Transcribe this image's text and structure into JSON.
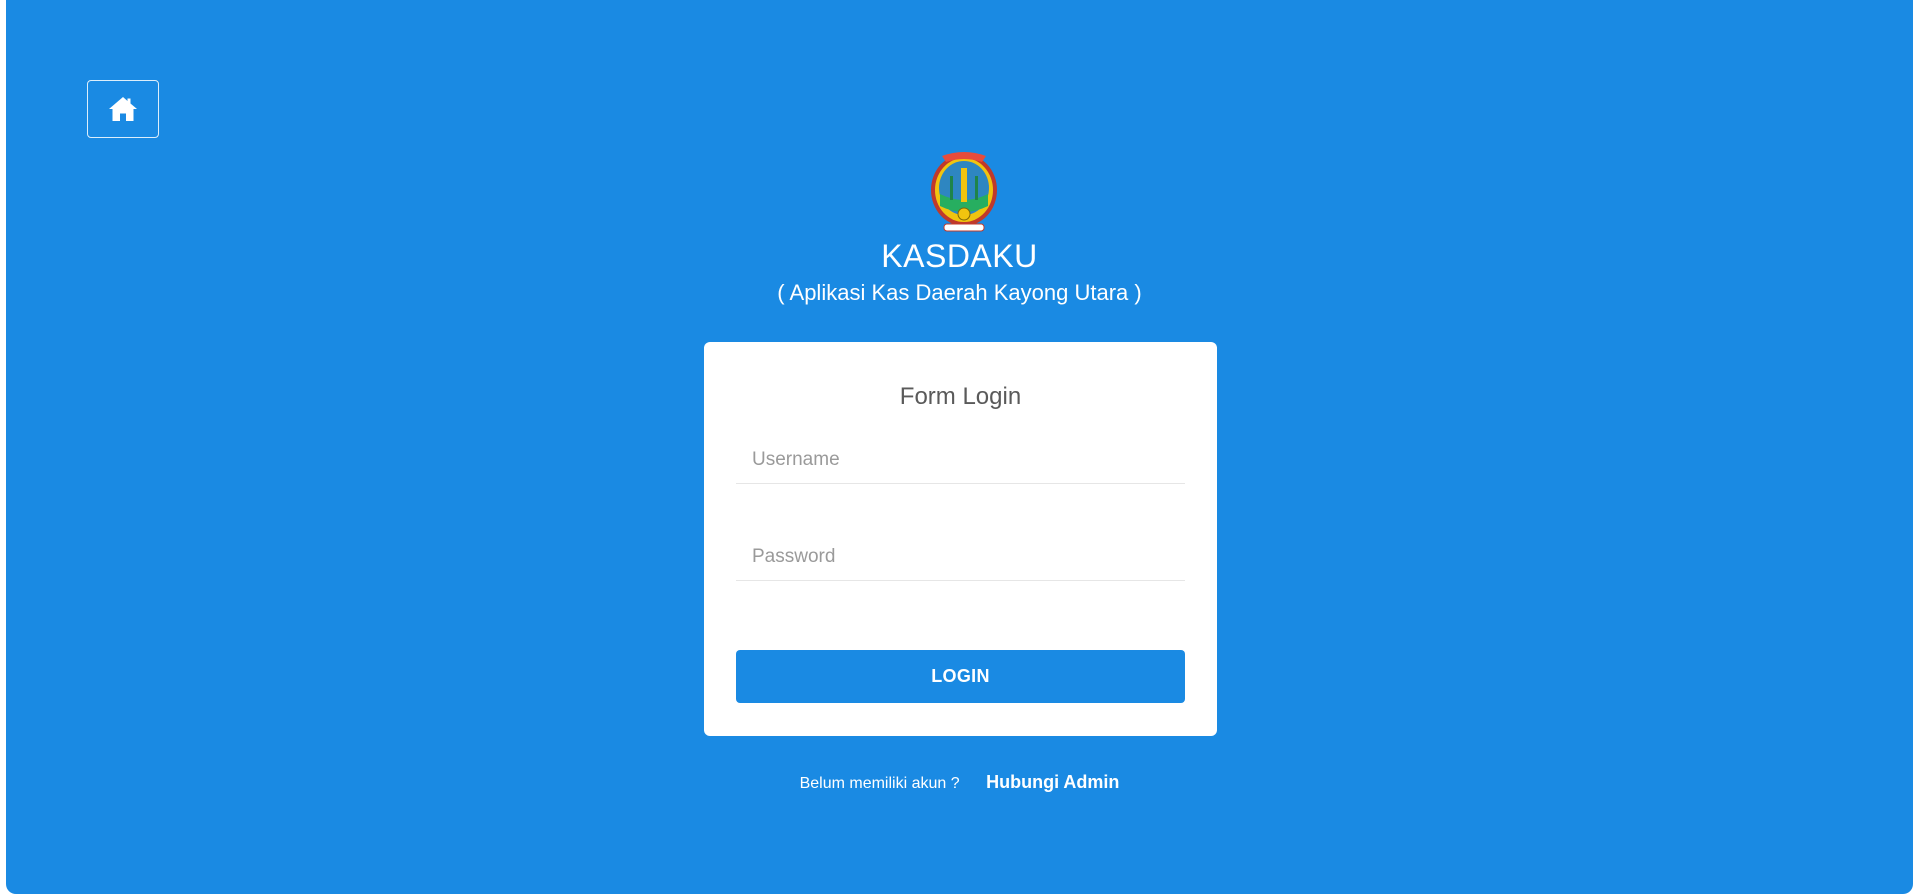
{
  "header": {
    "home_icon": "home-icon",
    "title": "KASDAKU",
    "subtitle": "( Aplikasi Kas Daerah Kayong Utara )",
    "logo": "regional-emblem-logo"
  },
  "login_form": {
    "title": "Form Login",
    "username": {
      "value": "",
      "placeholder": "Username"
    },
    "password": {
      "value": "",
      "placeholder": "Password"
    },
    "submit_label": "LOGIN"
  },
  "footer": {
    "question": "Belum memiliki akun ?",
    "link_label": "Hubungi Admin"
  },
  "colors": {
    "brand_blue": "#1a8ae3",
    "card_background": "#ffffff",
    "title_gray": "#5a5a5a",
    "placeholder_gray": "#9a9a9a"
  }
}
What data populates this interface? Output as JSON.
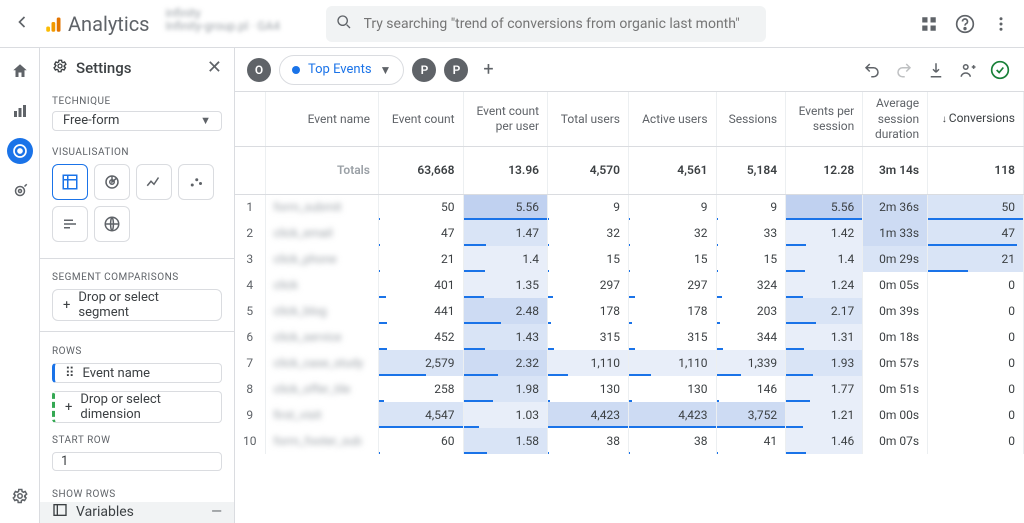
{
  "header": {
    "product": "Analytics",
    "search_placeholder": "Try searching \"trend of conversions from organic last month\""
  },
  "settings": {
    "title": "Settings",
    "technique_label": "TECHNIQUE",
    "technique_value": "Free-form",
    "visualisation_label": "VISUALISATION",
    "segment_label": "SEGMENT COMPARISONS",
    "segment_btn": "Drop or select segment",
    "rows_label": "ROWS",
    "rows_chip": "Event name",
    "rows_add": "Drop or select dimension",
    "startrow_label": "START ROW",
    "startrow_value": "1",
    "showrows_label": "SHOW ROWS",
    "variables": "Variables"
  },
  "tabs": {
    "o": "O",
    "active": "Top Events",
    "p": "P",
    "plus": "+"
  },
  "toolbar_icons": {
    "undo": "undo",
    "redo": "redo",
    "download": "download",
    "share": "share",
    "status": "ok"
  },
  "table": {
    "headers": [
      "Event name",
      "Event count",
      "Event count per user",
      "Total users",
      "Active users",
      "Sessions",
      "Events per session",
      "Average session duration",
      "Conversions"
    ],
    "totals_label": "Totals",
    "totals": [
      "63,668",
      "13.96",
      "4,570",
      "4,561",
      "5,184",
      "12.28",
      "3m 14s",
      "118"
    ],
    "rows": [
      {
        "n": 1,
        "name": "form_submit",
        "cells": [
          "50",
          "5.56",
          "9",
          "9",
          "9",
          "5.56",
          "2m 36s",
          "50"
        ]
      },
      {
        "n": 2,
        "name": "click_email",
        "cells": [
          "47",
          "1.47",
          "32",
          "32",
          "33",
          "1.42",
          "1m 33s",
          "47"
        ]
      },
      {
        "n": 3,
        "name": "click_phone",
        "cells": [
          "21",
          "1.4",
          "15",
          "15",
          "15",
          "1.4",
          "0m 29s",
          "21"
        ]
      },
      {
        "n": 4,
        "name": "click",
        "cells": [
          "401",
          "1.35",
          "297",
          "297",
          "324",
          "1.24",
          "0m 05s",
          "0"
        ]
      },
      {
        "n": 5,
        "name": "click_blog",
        "cells": [
          "441",
          "2.48",
          "178",
          "178",
          "203",
          "2.17",
          "0m 39s",
          "0"
        ]
      },
      {
        "n": 6,
        "name": "click_service",
        "cells": [
          "452",
          "1.43",
          "315",
          "315",
          "344",
          "1.31",
          "0m 18s",
          "0"
        ]
      },
      {
        "n": 7,
        "name": "click_case_study",
        "cells": [
          "2,579",
          "2.32",
          "1,110",
          "1,110",
          "1,339",
          "1.93",
          "0m 57s",
          "0"
        ]
      },
      {
        "n": 8,
        "name": "click_offer_tile",
        "cells": [
          "258",
          "1.98",
          "130",
          "130",
          "146",
          "1.77",
          "0m 51s",
          "0"
        ]
      },
      {
        "n": 9,
        "name": "first_visit",
        "cells": [
          "4,547",
          "1.03",
          "4,423",
          "4,423",
          "3,752",
          "1.21",
          "0m 00s",
          "0"
        ]
      },
      {
        "n": 10,
        "name": "form_footer_sub",
        "cells": [
          "60",
          "1.58",
          "38",
          "38",
          "41",
          "1.46",
          "0m 07s",
          "0"
        ]
      }
    ]
  }
}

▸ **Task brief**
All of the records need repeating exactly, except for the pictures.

▸ **Answer section**
Transcribe this image's text and structure into JSON.
{
  "header": {
    "home_icon": "home-icon",
    "title": "KASDAKU",
    "subtitle": "( Aplikasi Kas Daerah Kayong Utara )",
    "logo": "regional-emblem-logo"
  },
  "login_form": {
    "title": "Form Login",
    "username": {
      "value": "",
      "placeholder": "Username"
    },
    "password": {
      "value": "",
      "placeholder": "Password"
    },
    "submit_label": "LOGIN"
  },
  "footer": {
    "question": "Belum memiliki akun ?",
    "link_label": "Hubungi Admin"
  },
  "colors": {
    "brand_blue": "#1a8ae3",
    "card_background": "#ffffff",
    "title_gray": "#5a5a5a",
    "placeholder_gray": "#9a9a9a"
  }
}
What data populates this interface? Output as JSON.
{
  "header": {
    "product": "Analytics",
    "search_placeholder": "Try searching \"trend of conversions from organic last month\""
  },
  "settings": {
    "title": "Settings",
    "technique_label": "TECHNIQUE",
    "technique_value": "Free-form",
    "visualisation_label": "VISUALISATION",
    "segment_label": "SEGMENT COMPARISONS",
    "segment_btn": "Drop or select segment",
    "rows_label": "ROWS",
    "rows_chip": "Event name",
    "rows_add": "Drop or select dimension",
    "startrow_label": "START ROW",
    "startrow_value": "1",
    "showrows_label": "SHOW ROWS",
    "variables": "Variables"
  },
  "tabs": {
    "o": "O",
    "active": "Top Events",
    "p": "P",
    "plus": "+"
  },
  "toolbar_icons": {
    "undo": "undo",
    "redo": "redo",
    "download": "download",
    "share": "share",
    "status": "ok"
  },
  "table": {
    "headers": [
      "Event name",
      "Event count",
      "Event count per user",
      "Total users",
      "Active users",
      "Sessions",
      "Events per session",
      "Average session duration",
      "Conversions"
    ],
    "totals_label": "Totals",
    "totals": [
      "63,668",
      "13.96",
      "4,570",
      "4,561",
      "5,184",
      "12.28",
      "3m 14s",
      "118"
    ],
    "rows": [
      {
        "n": 1,
        "name": "form_submit",
        "cells": [
          "50",
          "5.56",
          "9",
          "9",
          "9",
          "5.56",
          "2m 36s",
          "50"
        ]
      },
      {
        "n": 2,
        "name": "click_email",
        "cells": [
          "47",
          "1.47",
          "32",
          "32",
          "33",
          "1.42",
          "1m 33s",
          "47"
        ]
      },
      {
        "n": 3,
        "name": "click_phone",
        "cells": [
          "21",
          "1.4",
          "15",
          "15",
          "15",
          "1.4",
          "0m 29s",
          "21"
        ]
      },
      {
        "n": 4,
        "name": "click",
        "cells": [
          "401",
          "1.35",
          "297",
          "297",
          "324",
          "1.24",
          "0m 05s",
          "0"
        ]
      },
      {
        "n": 5,
        "name": "click_blog",
        "cells": [
          "441",
          "2.48",
          "178",
          "178",
          "203",
          "2.17",
          "0m 39s",
          "0"
        ]
      },
      {
        "n": 6,
        "name": "click_service",
        "cells": [
          "452",
          "1.43",
          "315",
          "315",
          "344",
          "1.31",
          "0m 18s",
          "0"
        ]
      },
      {
        "n": 7,
        "name": "click_case_study",
        "cells": [
          "2,579",
          "2.32",
          "1,110",
          "1,110",
          "1,339",
          "1.93",
          "0m 57s",
          "0"
        ]
      },
      {
        "n": 8,
        "name": "click_offer_tile",
        "cells": [
          "258",
          "1.98",
          "130",
          "130",
          "146",
          "1.77",
          "0m 51s",
          "0"
        ]
      },
      {
        "n": 9,
        "name": "first_visit",
        "cells": [
          "4,547",
          "1.03",
          "4,423",
          "4,423",
          "3,752",
          "1.21",
          "0m 00s",
          "0"
        ]
      },
      {
        "n": 10,
        "name": "form_footer_sub",
        "cells": [
          "60",
          "1.58",
          "38",
          "38",
          "41",
          "1.46",
          "0m 07s",
          "0"
        ]
      }
    ]
  }
}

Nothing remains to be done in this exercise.